## WHAT NEEDS TO BE DONE
Check every line of the entries below for the word "title", and copy the ones that have it.

## DATASET EXTRACT

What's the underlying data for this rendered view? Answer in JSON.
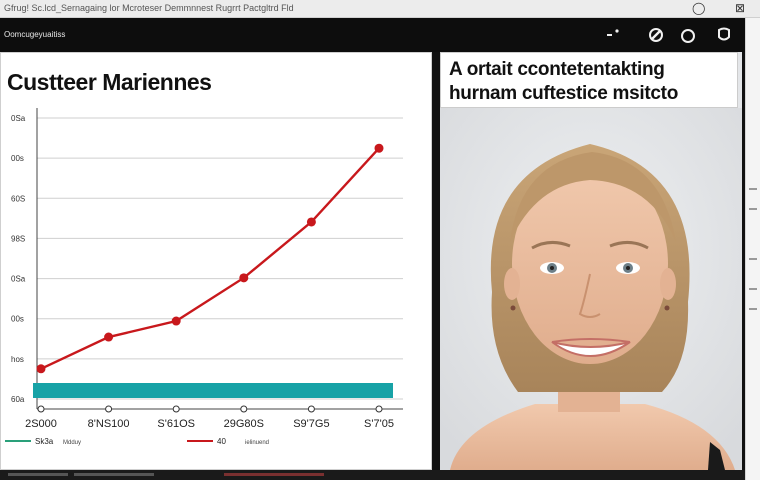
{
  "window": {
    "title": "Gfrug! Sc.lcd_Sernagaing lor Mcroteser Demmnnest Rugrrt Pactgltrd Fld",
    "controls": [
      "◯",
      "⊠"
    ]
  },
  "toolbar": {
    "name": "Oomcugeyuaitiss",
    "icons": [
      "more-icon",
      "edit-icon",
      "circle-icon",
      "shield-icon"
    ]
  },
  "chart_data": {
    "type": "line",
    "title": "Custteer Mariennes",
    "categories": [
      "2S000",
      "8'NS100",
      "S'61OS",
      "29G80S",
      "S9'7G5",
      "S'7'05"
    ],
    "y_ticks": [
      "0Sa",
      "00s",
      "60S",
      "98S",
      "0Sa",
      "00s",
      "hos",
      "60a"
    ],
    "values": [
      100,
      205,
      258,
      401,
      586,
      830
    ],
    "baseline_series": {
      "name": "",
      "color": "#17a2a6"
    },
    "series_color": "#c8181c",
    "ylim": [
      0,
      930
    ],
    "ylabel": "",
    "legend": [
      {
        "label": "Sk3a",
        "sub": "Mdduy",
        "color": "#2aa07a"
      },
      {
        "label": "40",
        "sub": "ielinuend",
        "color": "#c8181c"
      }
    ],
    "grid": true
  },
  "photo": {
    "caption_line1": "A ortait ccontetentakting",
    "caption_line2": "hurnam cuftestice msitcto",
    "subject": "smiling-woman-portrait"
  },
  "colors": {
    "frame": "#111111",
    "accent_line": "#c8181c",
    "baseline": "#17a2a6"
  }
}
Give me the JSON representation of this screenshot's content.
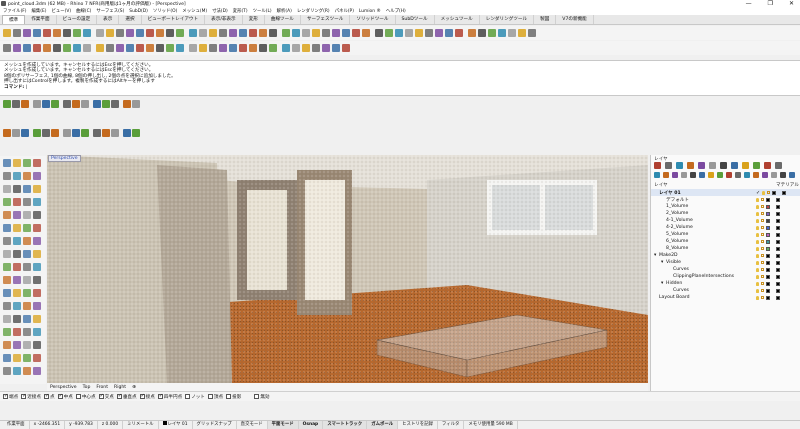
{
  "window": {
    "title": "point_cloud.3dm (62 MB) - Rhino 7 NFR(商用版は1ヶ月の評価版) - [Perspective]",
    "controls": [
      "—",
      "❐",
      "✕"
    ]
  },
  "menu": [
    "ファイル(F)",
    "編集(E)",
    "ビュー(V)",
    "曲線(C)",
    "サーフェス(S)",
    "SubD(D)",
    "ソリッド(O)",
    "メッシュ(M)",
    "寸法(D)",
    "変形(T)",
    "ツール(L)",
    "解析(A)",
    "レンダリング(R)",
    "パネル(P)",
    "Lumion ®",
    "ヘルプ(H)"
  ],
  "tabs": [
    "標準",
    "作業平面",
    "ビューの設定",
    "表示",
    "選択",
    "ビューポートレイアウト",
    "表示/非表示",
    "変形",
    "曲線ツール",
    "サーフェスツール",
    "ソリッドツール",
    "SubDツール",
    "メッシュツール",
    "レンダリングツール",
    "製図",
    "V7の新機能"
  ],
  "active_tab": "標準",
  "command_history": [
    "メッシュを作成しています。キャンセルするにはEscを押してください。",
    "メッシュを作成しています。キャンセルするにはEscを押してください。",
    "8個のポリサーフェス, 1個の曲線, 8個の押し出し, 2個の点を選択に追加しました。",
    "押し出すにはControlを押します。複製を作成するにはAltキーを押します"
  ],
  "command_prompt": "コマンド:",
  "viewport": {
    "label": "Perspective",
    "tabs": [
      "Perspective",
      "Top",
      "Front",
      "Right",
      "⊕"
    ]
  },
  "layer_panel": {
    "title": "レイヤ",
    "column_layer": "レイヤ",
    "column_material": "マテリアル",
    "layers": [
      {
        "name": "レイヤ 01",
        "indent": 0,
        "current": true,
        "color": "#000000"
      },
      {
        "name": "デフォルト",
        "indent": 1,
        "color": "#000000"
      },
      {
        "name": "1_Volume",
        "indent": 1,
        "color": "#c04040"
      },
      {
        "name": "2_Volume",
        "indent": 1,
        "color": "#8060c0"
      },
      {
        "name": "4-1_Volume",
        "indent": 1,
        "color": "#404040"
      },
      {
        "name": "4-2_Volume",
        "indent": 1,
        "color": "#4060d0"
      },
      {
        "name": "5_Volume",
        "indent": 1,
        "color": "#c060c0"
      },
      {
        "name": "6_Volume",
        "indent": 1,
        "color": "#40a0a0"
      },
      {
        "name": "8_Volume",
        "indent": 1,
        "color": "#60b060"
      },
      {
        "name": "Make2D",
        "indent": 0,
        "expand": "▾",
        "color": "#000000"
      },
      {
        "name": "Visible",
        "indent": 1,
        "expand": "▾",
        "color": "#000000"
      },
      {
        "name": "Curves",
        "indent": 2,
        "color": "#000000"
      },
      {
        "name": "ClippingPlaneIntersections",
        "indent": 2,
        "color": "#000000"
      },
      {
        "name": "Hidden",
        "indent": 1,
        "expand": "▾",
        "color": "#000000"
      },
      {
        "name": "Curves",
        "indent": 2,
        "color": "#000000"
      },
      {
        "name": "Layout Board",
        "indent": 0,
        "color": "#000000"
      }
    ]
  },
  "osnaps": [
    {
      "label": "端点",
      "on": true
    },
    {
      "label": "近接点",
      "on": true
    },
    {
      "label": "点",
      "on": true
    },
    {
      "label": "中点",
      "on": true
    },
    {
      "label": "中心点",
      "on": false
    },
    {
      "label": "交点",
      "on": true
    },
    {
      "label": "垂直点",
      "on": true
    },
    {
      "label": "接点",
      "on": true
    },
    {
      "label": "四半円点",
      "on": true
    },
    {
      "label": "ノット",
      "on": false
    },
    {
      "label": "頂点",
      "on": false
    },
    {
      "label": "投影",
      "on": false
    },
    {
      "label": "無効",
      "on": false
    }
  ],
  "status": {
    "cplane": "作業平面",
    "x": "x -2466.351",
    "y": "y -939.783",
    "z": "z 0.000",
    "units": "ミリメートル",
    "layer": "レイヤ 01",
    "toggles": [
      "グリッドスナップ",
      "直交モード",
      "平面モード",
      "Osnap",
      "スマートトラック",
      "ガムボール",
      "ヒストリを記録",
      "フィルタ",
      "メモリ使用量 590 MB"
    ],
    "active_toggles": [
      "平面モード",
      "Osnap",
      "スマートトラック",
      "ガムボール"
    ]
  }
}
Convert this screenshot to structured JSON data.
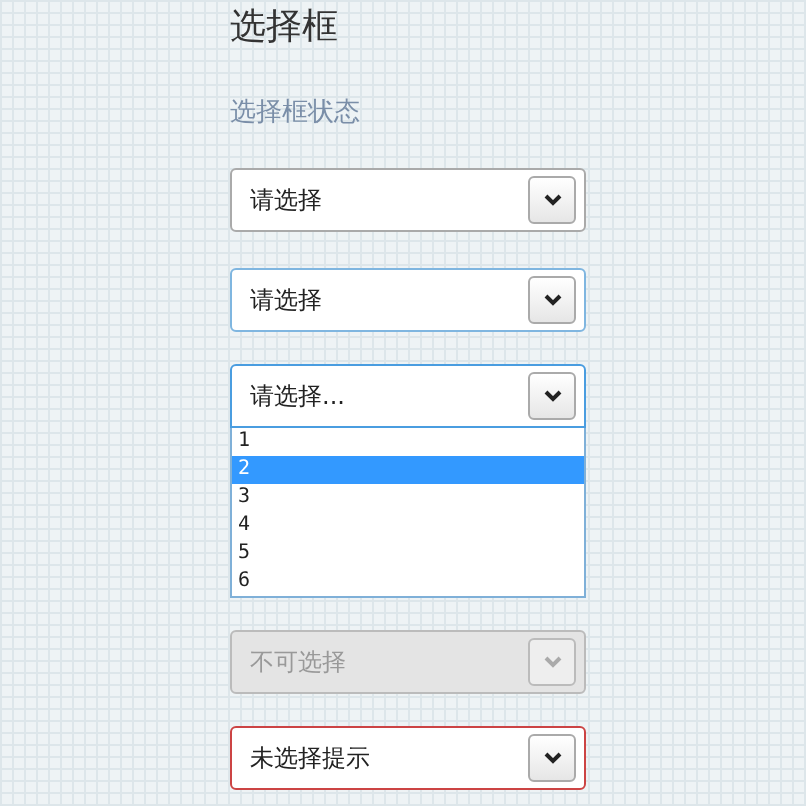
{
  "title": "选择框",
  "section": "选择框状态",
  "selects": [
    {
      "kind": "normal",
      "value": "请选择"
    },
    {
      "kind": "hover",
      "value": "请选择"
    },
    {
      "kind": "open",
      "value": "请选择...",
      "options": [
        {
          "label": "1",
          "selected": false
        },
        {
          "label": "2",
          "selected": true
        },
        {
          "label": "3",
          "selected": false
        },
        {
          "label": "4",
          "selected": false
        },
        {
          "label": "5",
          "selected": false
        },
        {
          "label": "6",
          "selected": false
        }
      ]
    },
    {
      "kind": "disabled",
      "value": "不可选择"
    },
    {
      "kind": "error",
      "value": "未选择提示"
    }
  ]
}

## ANSWER TO THIS TASK
    "title": "Gfrug! Sc.lcd_Sernagaing lor Mcroteser Demmnnest Rugrrt Pactgltrd Fld",
    "title": "Custteer Mariennes",
    "title": "point_cloud.3dm (62 MB) - Rhino 7 NFR(商用版は1ヶ月の評価版) - [Perspective]",
    "title": "レイヤ",
  "title": "选择框",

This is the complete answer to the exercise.